 Mr Jayanta Basu added to the discussion by focusing on the need to bring the learning curve from the ground in the policy main frame. Cyclone Bulbul affected around 5.7 lakh houses in the Sundarbans, Cyclone Amphan affected around 28.56 lakh dwelling units in West Bengal. The total cost of borne by the state government was about 35,000 Crore. This clearly shows that the existing dwelling structures are not working in Sunderbans. Also, it is not a good idea to go by the nomenclature i.e. people are not exactly looking for concrete houses, they are looking for permanent houses. For instance, turning one room into a shelter against cyclonic events is an adaptive as well as mitigative strategy. Therefore, government’s nomenclature of pucca and kutcha house needs to be revisited and repurposed. Mr Basu added that the most vulnerable areas need to be mapped. They are identifiable. For instance, there are 14 locations that are the most vulnerable point in Sundarbans. Such areas need targeted strategies for disaster and climate resilience and an integrated effort by the union government, panchayat and the state disaster management department among others. 

Ms Roy Chowdhury posed the question of how climatically vulnerable areas such as Sundarbans, should be approached for development while depending on local materials such as bamboo and what should be our policies to deal with the same. Mr. Laurent Fournier agreed with the strategy of one disaster resilient room in the house. It is a valuable concept and provides the owner the freedom to expand it. Also, certification of structures made from local materials is possible. To make this happen, practitioners need to work with these materials and put their scientific knowledge towards this agenda. Standardization will be the last step. Mr. Fournier also explained how hybrid building designs were developed in Sundarbans which is a response to the frequent flooding in the area and that it has been successful. 
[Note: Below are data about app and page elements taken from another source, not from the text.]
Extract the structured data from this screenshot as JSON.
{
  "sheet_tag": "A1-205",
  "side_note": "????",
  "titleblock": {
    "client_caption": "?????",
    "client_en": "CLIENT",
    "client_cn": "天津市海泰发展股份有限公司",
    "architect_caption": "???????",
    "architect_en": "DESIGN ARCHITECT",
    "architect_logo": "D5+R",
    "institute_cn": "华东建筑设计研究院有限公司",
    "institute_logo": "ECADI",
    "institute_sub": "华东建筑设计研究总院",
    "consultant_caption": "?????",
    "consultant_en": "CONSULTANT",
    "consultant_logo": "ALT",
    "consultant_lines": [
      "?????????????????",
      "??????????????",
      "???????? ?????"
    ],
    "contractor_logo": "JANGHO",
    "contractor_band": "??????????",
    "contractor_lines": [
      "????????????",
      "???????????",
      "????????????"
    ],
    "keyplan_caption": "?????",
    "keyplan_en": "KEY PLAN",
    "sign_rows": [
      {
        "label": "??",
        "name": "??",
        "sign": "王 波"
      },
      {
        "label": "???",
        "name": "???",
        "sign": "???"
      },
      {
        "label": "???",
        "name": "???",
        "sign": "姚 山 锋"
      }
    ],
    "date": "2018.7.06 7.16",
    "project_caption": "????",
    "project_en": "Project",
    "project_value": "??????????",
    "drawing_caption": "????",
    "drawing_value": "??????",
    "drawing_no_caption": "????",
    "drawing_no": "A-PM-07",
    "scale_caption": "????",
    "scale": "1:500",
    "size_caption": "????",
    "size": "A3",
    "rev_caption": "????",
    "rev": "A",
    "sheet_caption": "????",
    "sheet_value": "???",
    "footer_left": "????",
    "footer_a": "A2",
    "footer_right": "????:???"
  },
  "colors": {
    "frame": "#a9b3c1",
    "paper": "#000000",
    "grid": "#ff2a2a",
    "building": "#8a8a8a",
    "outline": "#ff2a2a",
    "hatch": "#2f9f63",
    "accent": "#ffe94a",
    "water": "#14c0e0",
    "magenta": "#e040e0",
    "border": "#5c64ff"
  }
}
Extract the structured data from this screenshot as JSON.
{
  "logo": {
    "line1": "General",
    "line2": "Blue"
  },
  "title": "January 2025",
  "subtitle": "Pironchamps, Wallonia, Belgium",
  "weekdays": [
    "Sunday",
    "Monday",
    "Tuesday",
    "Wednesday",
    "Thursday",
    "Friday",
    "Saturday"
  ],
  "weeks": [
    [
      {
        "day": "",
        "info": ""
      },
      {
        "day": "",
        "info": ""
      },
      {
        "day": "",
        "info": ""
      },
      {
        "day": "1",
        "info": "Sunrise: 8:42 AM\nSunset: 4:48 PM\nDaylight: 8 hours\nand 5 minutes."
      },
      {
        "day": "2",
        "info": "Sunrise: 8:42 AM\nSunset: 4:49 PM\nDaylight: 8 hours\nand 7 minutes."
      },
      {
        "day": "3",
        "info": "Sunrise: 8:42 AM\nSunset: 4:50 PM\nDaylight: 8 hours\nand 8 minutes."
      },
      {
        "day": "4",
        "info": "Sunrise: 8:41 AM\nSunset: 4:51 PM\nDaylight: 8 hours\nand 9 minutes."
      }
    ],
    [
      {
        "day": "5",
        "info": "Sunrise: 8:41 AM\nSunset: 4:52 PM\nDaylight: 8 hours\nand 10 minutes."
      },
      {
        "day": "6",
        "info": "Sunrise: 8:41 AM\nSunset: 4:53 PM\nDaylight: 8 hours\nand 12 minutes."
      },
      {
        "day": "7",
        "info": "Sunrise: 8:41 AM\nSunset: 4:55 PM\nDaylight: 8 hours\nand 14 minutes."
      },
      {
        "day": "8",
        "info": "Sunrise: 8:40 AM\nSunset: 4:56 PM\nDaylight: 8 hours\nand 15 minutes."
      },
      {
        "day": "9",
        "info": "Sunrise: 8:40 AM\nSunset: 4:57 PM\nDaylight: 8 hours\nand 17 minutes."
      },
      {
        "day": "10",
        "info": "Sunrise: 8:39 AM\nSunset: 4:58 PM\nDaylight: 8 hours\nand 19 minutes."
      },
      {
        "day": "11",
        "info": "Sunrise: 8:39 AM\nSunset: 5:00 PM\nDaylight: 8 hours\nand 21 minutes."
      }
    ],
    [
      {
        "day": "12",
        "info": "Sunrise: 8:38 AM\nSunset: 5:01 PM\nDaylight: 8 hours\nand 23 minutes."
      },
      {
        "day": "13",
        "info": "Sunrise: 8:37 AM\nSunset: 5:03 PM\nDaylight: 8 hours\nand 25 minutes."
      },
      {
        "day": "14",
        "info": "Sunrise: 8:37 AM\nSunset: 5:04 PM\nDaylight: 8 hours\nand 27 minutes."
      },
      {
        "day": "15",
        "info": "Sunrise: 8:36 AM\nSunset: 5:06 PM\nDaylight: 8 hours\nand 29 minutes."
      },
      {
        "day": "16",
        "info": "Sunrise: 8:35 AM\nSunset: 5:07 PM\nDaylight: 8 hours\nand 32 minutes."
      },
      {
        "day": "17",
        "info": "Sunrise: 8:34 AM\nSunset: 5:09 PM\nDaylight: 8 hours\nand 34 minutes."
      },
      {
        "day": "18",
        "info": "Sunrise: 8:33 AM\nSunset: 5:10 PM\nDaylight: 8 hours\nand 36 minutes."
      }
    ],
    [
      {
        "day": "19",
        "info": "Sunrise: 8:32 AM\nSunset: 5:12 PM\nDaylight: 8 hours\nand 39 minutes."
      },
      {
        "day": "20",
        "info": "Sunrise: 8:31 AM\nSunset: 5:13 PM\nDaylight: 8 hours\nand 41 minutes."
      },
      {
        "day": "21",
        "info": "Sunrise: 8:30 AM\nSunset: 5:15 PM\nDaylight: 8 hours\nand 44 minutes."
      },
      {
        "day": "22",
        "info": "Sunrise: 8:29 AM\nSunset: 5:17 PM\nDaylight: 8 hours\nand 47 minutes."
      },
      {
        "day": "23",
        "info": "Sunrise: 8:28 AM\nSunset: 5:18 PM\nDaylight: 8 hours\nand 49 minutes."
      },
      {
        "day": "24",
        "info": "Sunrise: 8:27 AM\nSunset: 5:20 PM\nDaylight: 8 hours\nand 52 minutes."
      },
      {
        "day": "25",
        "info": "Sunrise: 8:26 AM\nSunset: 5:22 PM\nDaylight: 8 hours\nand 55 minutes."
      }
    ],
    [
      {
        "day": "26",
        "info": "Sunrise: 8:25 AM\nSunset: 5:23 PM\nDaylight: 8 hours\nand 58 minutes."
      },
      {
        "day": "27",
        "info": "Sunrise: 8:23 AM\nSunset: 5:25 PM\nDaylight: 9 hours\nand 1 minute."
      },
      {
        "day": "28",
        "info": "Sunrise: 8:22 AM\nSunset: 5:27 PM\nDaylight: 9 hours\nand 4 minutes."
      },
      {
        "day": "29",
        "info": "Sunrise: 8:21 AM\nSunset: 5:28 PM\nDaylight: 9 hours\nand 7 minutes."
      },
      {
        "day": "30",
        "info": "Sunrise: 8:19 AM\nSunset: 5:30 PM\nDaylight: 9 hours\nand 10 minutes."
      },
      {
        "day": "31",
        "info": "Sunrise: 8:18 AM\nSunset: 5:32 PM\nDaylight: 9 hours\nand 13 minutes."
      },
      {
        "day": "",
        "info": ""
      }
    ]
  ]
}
To the question of strategies to mainstream climate appropriate self-built housing, Mr Rajneesh Sareen responded that the adoption of fast-paced alternate construction technologies is very high in Schedule of Rates. So can be done with the traditional technologies. There is a need to develop prototypes which will lead to standardization. Also, same standard will not apply to the entire state. The appropriateness of usage of construction technologies can be defined on the basis of vulnerability of the zone in which they lie. For instance, in some zones wind might be an important factor and hence the roofing/walling technologies that are able to resist the winds can be frozen for that zone. This makes vulnerability mapping crucial. Mr Sareen concluded the discussion by stressing on the need for demonstration which will transform the market. Once the focus is on solutions, the ecosystem will start reshaping like inclusion in the schedule of rates.